I flipped someone off on my bike … more than once.
I know it was neither a kind nor an incredibly intelligent thing to do. It didn’t solve the problem or communicate my grievance effectively. Seeing as how a bike provides little protection against physical assault, it probably put my safety in jeopardy.
Perhaps most unfortunately, it reflected negatively on the cycling community.
A friend—to whom I give a lot of credit for my prior commitment to bike commuting—suggested that I dedicate a NCG post to discussing the commonly-held perception of cyclists as rude, rebellious, and even radical. He said that many car-drivers and other supporters of the status quo feel threatened by these qualities. He went on to say that this perception, and its accompanying fears, may be inhibiting efforts to create real community around cycling and other forms of alternative transportation.

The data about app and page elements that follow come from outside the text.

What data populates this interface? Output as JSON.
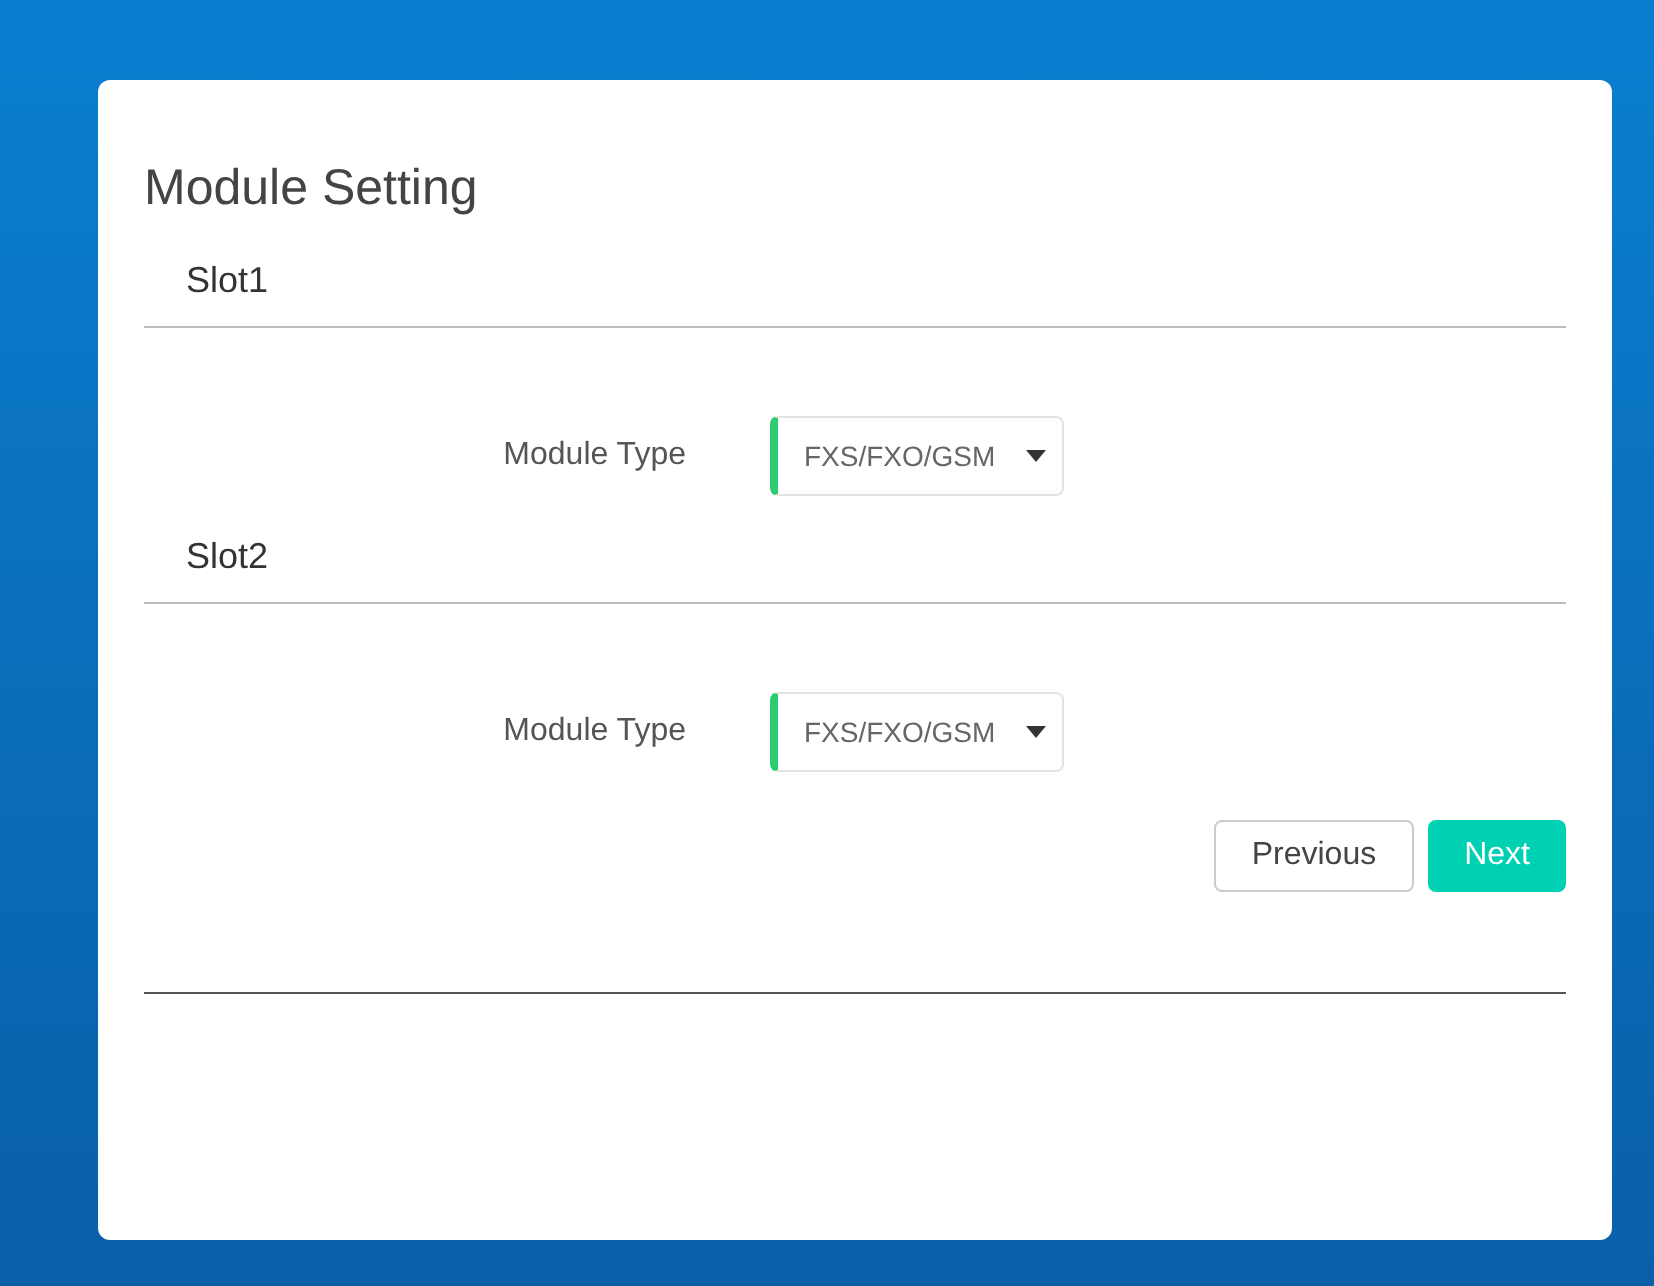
{
  "title": "Module Setting",
  "slots": [
    {
      "name": "Slot1",
      "field_label": "Module Type",
      "value": "FXS/FXO/GSM"
    },
    {
      "name": "Slot2",
      "field_label": "Module Type",
      "value": "FXS/FXO/GSM"
    }
  ],
  "buttons": [
    {
      "label": "Previous",
      "kind": "secondary"
    },
    {
      "label": "Next",
      "kind": "primary"
    }
  ]
}
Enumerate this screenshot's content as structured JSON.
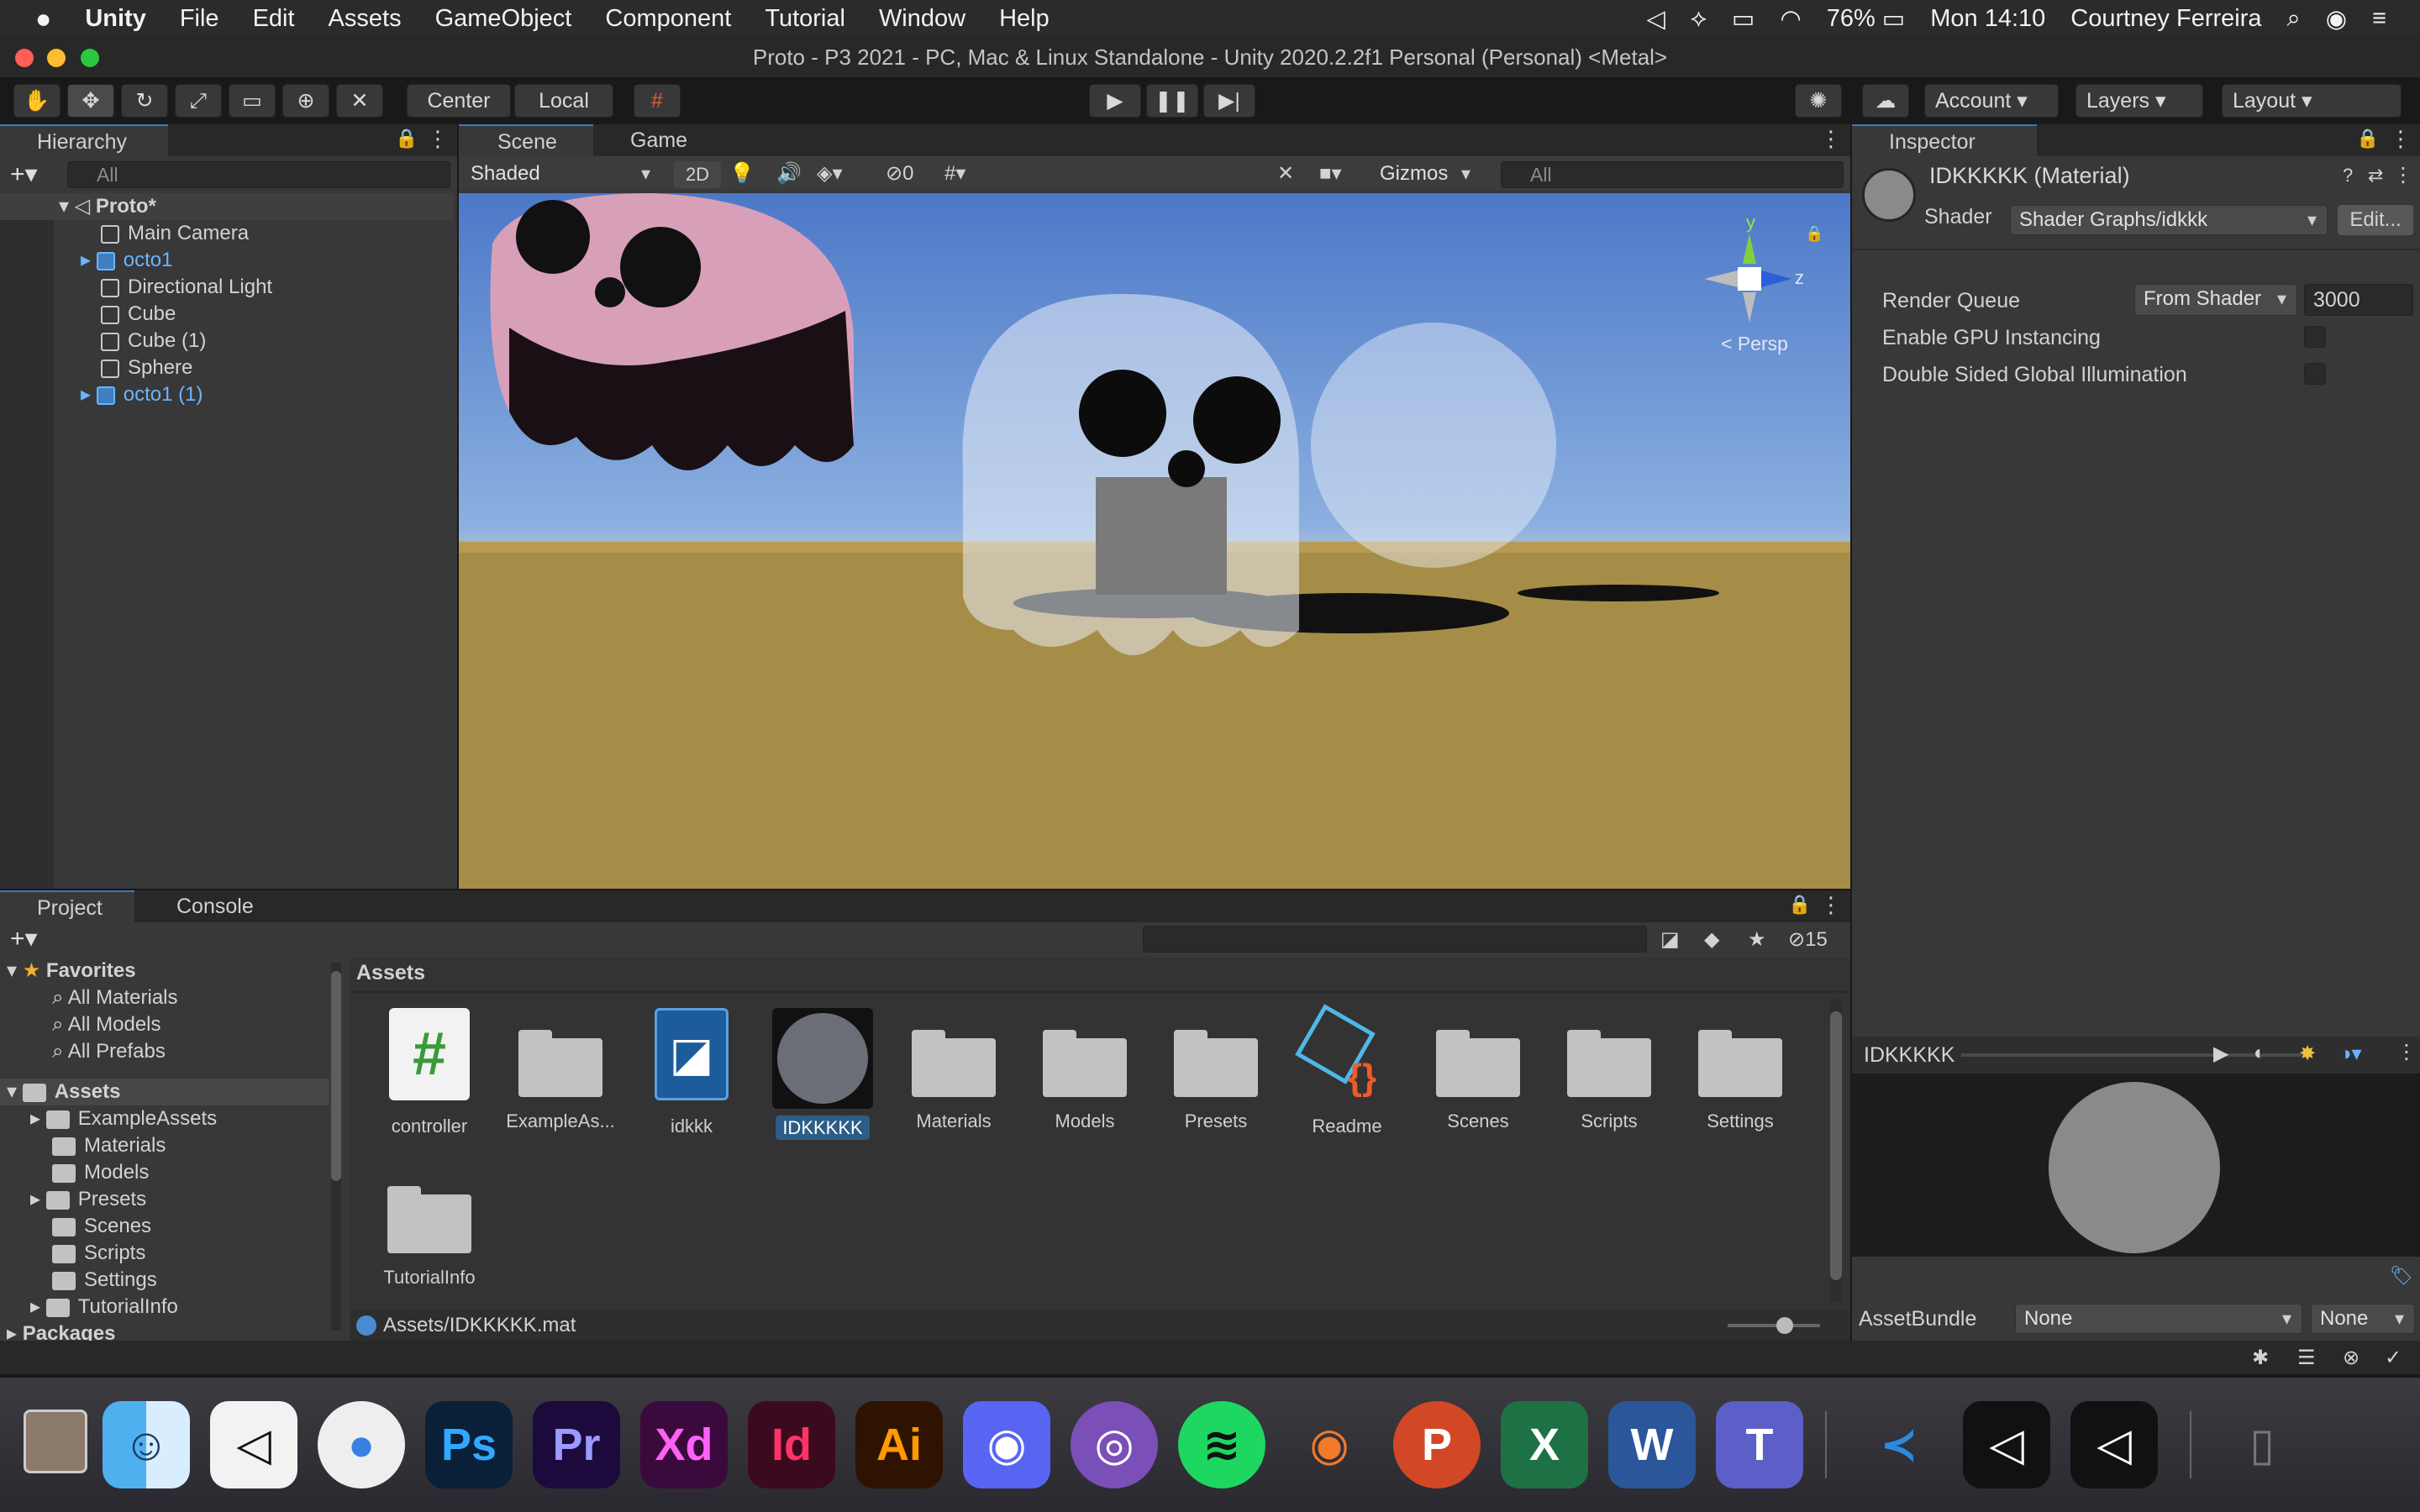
{
  "menubar": {
    "app": "Unity",
    "items": [
      "File",
      "Edit",
      "Assets",
      "GameObject",
      "Component",
      "Tutorial",
      "Window",
      "Help"
    ],
    "battery": "76%",
    "clock": "Mon 14:10",
    "user": "Courtney Ferreira"
  },
  "window": {
    "title": "Proto - P3 2021 - PC, Mac & Linux Standalone - Unity 2020.2.2f1 Personal (Personal) <Metal>"
  },
  "toolbar": {
    "center": "Center",
    "local": "Local",
    "account": "Account",
    "layers": "Layers",
    "layout": "Layout"
  },
  "hierarchy": {
    "tab": "Hierarchy",
    "search_placeholder": "All",
    "scene": "Proto*",
    "items": [
      "Main Camera",
      "octo1",
      "Directional Light",
      "Cube",
      "Cube (1)",
      "Sphere",
      "octo1 (1)"
    ]
  },
  "scene": {
    "tab_scene": "Scene",
    "tab_game": "Game",
    "shading": "Shaded",
    "mode_2d": "2D",
    "hidden_count": "0",
    "gizmos": "Gizmos",
    "search_placeholder": "All",
    "persp": "Persp",
    "axis_y": "y",
    "axis_z": "z"
  },
  "inspector": {
    "tab": "Inspector",
    "material": "IDKKKKK (Material)",
    "shader_label": "Shader",
    "shader_value": "Shader Graphs/idkkk",
    "edit": "Edit...",
    "render_queue_label": "Render Queue",
    "render_queue_mode": "From Shader",
    "render_queue_value": "3000",
    "gpu_instancing": "Enable GPU Instancing",
    "double_sided": "Double Sided Global Illumination",
    "preview_name": "IDKKKKK",
    "assetbundle_label": "AssetBundle",
    "assetbundle_value": "None",
    "assetbundle_variant": "None"
  },
  "project": {
    "tab_project": "Project",
    "tab_console": "Console",
    "hidden_count": "15",
    "favorites": "Favorites",
    "fav_items": [
      "All Materials",
      "All Models",
      "All Prefabs"
    ],
    "assets_root": "Assets",
    "asset_folders": [
      "ExampleAssets",
      "Materials",
      "Models",
      "Presets",
      "Scenes",
      "Scripts",
      "Settings",
      "TutorialInfo"
    ],
    "packages": "Packages",
    "breadcrumb": "Assets",
    "path": "Assets/IDKKKKK.mat",
    "grid": [
      "controller",
      "ExampleAs...",
      "idkkk",
      "IDKKKKK",
      "Materials",
      "Models",
      "Presets",
      "Readme",
      "Scenes",
      "Scripts",
      "Settings",
      "TutorialInfo"
    ]
  },
  "dock": {
    "apps": [
      "Finder",
      "Unity Hub",
      "Chrome",
      "Ps",
      "Pr",
      "Xd",
      "Id",
      "Ai",
      "Discord",
      "GitHub",
      "Spotify",
      "Blender",
      "P",
      "X",
      "W",
      "T",
      "VS Code",
      "Unity",
      "Unity",
      "Trash"
    ]
  }
}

So, my middle finger is to blame for the scarcity of bike lanes in this country?
Not solely, but I’m sure it’s not helping our cause. I’ve heard people—friends, loved ones, and strangers—talk about cyclists: how we go too slowly, how we’re just in the way, how we don’t belong on the streets.
I’m not proud of flying off the handle, but they’re our streets too!
Yes, that was an angry exclamation point. You don’t need a motor to have road rage, and in fact, I could make the case that we cyclists have even more cause for rage than car drivers. Every time a driver parks in the bike lane, forgets to look before opening the car door on the street, neglects to use a turn signal, passes too closely, or cuts us off, our very safety is on the line.
So, yeah, we’re going to get a little angry.
My afore-mentioned friend channels his anger more constructively than I. He pulls up next to motorists at the first opportunity and informs them of their infraction. Sometimes the motorists apologize and promise to pay closer attention in the future. Sometimes they deny any wrong-doing. Sometimes they tell my friend to get away from their car window.
Sometimes my friend replies, “Do you have any concern for my safety?” That’s what I was really trying to say when I jabbed my middle finger in the air. I was trying to say:
Hey! Listen up! I’m here, limbs exposed, with as much right to the road as you.
Unfortunately, I don’t always share my friend’s ability to react to insult by engaging in productive communication. Next time, I’ll try harder—promise.